» **WORK ITEM**
Your reply should consist of one number: how many lines below contain "System".

Website and app data records
◇ ◇ ◇

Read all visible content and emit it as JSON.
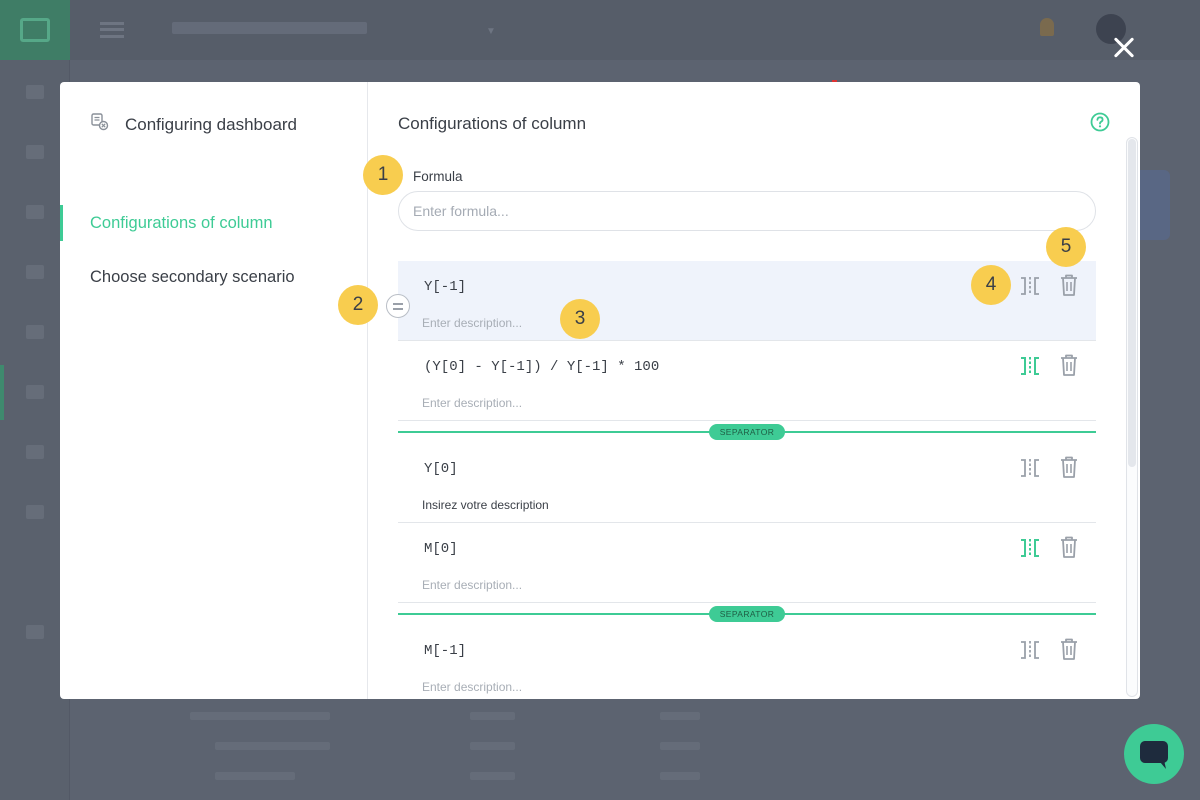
{
  "left_panel": {
    "title": "Configuring dashboard",
    "nav": [
      {
        "label": "Configurations of column",
        "active": true
      },
      {
        "label": "Choose secondary scenario",
        "active": false
      }
    ]
  },
  "right_panel": {
    "title": "Configurations of column",
    "formula": {
      "label": "Formula",
      "placeholder": "Enter formula..."
    },
    "rows": [
      {
        "formula": "Y[-1]",
        "description_placeholder": "Enter description...",
        "description": "",
        "separator_active": false
      },
      {
        "formula": "(Y[0] - Y[-1]) / Y[-1] * 100",
        "description_placeholder": "Enter description...",
        "description": "",
        "separator_active": true
      },
      {
        "formula": "Y[0]",
        "description_placeholder": "",
        "description": "Insirez votre description",
        "separator_active": false
      },
      {
        "formula": "M[0]",
        "description_placeholder": "Enter description...",
        "description": "",
        "separator_active": true
      },
      {
        "formula": "M[-1]",
        "description_placeholder": "Enter description...",
        "description": "",
        "separator_active": false
      }
    ],
    "separator_label": "SEPARATOR"
  },
  "markers": [
    "1",
    "2",
    "3",
    "4",
    "5"
  ],
  "colors": {
    "accent": "#3ecb95",
    "marker": "#f8cd4f",
    "text": "#3a3f47",
    "placeholder": "#a8aeb6",
    "icon_inactive": "#9aa0a9"
  },
  "icons": [
    "close-icon",
    "dashboard-config-icon",
    "help-icon",
    "drag-handle-icon",
    "separator-icon",
    "trash-icon",
    "chat-icon"
  ]
}
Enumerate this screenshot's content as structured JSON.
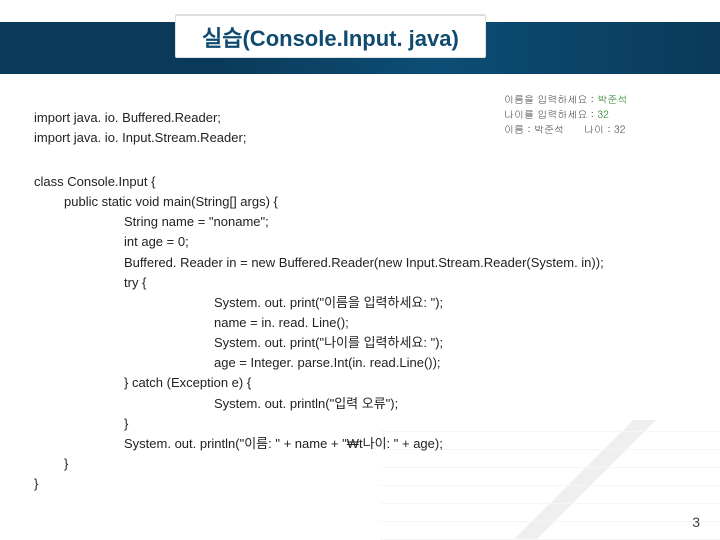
{
  "title": "실습(Console.Input. java)",
  "console": {
    "line1_label": "이름을 입력하세요 : ",
    "line1_value": "박준석",
    "line2_label": "나이를 입력하세요 : ",
    "line2_value": "32",
    "line3_a": "이름 : 박준석",
    "line3_b": "나이 : 32"
  },
  "imports": {
    "l1": "import java. io. Buffered.Reader;",
    "l2": "import java. io. Input.Stream.Reader;"
  },
  "code": {
    "c01": "class Console.Input {",
    "c02": "public static void main(String[] args) {",
    "c03": "String name = \"noname\";",
    "c04": "int age = 0;",
    "c05": "Buffered. Reader in = new Buffered.Reader(new Input.Stream.Reader(System. in));",
    "c06": "try {",
    "c07": "System. out. print(\"이름을 입력하세요: \");",
    "c08": "name = in. read. Line();",
    "c09": "System. out. print(\"나이를 입력하세요: \");",
    "c10": "age = Integer. parse.Int(in. read.Line());",
    "c11": "} catch (Exception e) {",
    "c12": "System. out. println(\"입력 오류\");",
    "c13": "}",
    "c14": "System. out. println(\"이름: \" + name + \"₩t나이: \" + age);",
    "c15": "}",
    "c16": "}"
  },
  "page": "3"
}
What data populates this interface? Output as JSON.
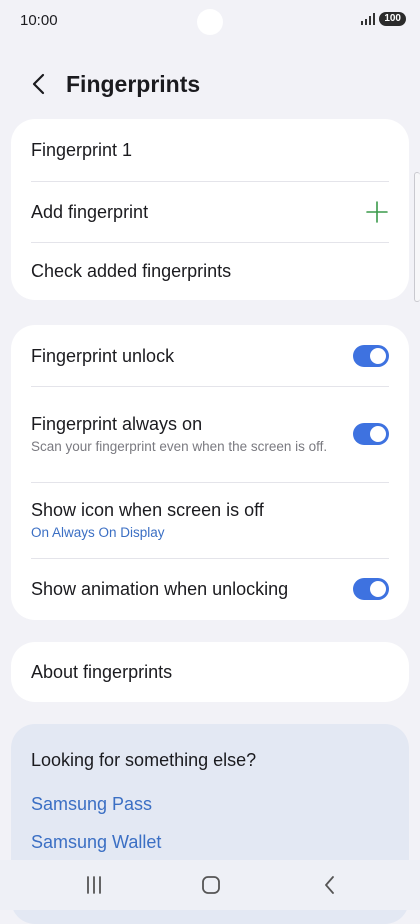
{
  "status": {
    "time": "10:00",
    "battery": "100"
  },
  "header": {
    "title": "Fingerprints"
  },
  "card1": {
    "items": [
      {
        "label": "Fingerprint 1"
      },
      {
        "label": "Add fingerprint"
      },
      {
        "label": "Check added fingerprints"
      }
    ]
  },
  "card2": {
    "items": [
      {
        "label": "Fingerprint unlock",
        "toggle": "on"
      },
      {
        "label": "Fingerprint always on",
        "sub": "Scan your fingerprint even when the screen is off.",
        "toggle": "on"
      },
      {
        "label": "Show icon when screen is off",
        "sub": "On Always On Display"
      },
      {
        "label": "Show animation when unlocking",
        "toggle": "on"
      }
    ]
  },
  "card3": {
    "label": "About fingerprints"
  },
  "suggestions": {
    "title": "Looking for something else?",
    "links": [
      "Samsung Pass",
      "Samsung Wallet"
    ]
  },
  "colors": {
    "accent": "#3e72e0",
    "link": "#3b6fc4",
    "add": "#3a9a4a"
  },
  "icons": [
    "back-arrow-icon",
    "plus-icon",
    "recents-icon",
    "home-icon",
    "nav-back-icon",
    "signal-icon"
  ]
}
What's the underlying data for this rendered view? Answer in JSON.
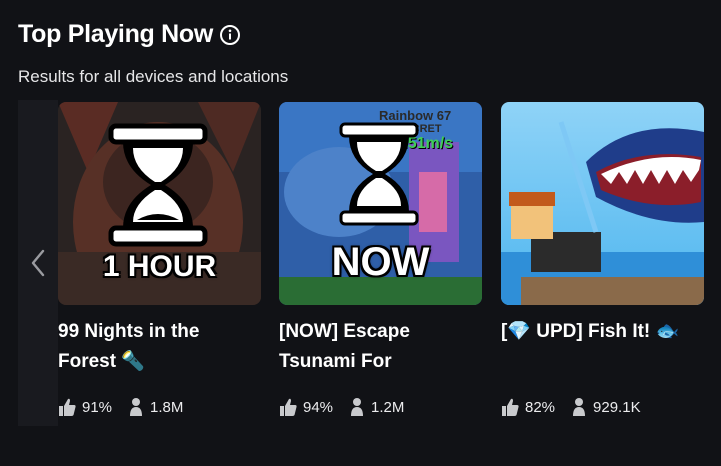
{
  "section": {
    "title": "Top Playing Now",
    "subtitle": "Results for all devices and locations"
  },
  "games": [
    {
      "name_line1": "99 Nights in the",
      "name_line2": "Forest 🔦",
      "thumb_text": "1 HOUR",
      "rating": "91%",
      "players": "1.8M"
    },
    {
      "name_line1": "[NOW] Escape",
      "name_line2": "Tsunami For",
      "thumb_text": "NOW",
      "thumb_small_1": "Rainbow 67",
      "thumb_small_2": "SECRET",
      "thumb_small_3": "$6..51m/s",
      "rating": "94%",
      "players": "1.2M"
    },
    {
      "name_line1": "[💎 UPD] Fish It! 🐟",
      "name_line2": "",
      "rating": "82%",
      "players": "929.1K"
    }
  ],
  "icons": {
    "info": "info-icon",
    "prev": "chevron-left-icon",
    "thumbs_up": "thumbs-up-icon",
    "player": "player-icon",
    "hourglass": "hourglass-icon"
  }
}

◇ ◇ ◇

» **EXERCISE RESPONSE**
5